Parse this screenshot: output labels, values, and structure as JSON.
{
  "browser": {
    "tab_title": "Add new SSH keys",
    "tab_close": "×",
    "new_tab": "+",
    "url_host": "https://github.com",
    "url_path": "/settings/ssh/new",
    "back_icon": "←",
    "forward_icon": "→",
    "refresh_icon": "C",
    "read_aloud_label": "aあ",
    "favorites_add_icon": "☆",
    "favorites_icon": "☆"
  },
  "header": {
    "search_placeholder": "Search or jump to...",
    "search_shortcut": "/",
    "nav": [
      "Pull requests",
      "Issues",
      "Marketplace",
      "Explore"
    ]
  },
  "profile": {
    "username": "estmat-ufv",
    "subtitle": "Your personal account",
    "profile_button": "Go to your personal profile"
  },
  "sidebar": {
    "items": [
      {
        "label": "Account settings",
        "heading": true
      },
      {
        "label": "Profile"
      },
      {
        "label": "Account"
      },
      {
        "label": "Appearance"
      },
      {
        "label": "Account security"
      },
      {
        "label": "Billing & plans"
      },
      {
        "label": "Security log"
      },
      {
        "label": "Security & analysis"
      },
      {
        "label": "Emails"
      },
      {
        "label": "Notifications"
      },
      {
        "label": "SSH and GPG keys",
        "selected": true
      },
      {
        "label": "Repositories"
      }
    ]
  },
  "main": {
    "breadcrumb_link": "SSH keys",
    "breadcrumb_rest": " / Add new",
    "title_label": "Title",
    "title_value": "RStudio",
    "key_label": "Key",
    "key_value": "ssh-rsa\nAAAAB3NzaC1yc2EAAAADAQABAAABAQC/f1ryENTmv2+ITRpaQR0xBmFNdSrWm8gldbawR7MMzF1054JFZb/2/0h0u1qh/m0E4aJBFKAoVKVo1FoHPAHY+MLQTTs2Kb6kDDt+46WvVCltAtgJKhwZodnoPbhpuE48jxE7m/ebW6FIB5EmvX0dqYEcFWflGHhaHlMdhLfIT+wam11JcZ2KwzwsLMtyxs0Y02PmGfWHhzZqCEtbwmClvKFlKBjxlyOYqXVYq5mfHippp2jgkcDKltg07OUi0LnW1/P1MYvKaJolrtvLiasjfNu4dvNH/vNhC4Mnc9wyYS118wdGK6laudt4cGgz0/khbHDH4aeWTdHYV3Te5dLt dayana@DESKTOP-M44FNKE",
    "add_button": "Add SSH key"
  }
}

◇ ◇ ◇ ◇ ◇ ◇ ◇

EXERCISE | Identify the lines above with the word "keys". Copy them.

RESULT FOR THIS TASK |
    "tab_title": "Add new SSH keys",
        "label": "SSH and GPG keys",
    "breadcrumb_link": "SSH keys",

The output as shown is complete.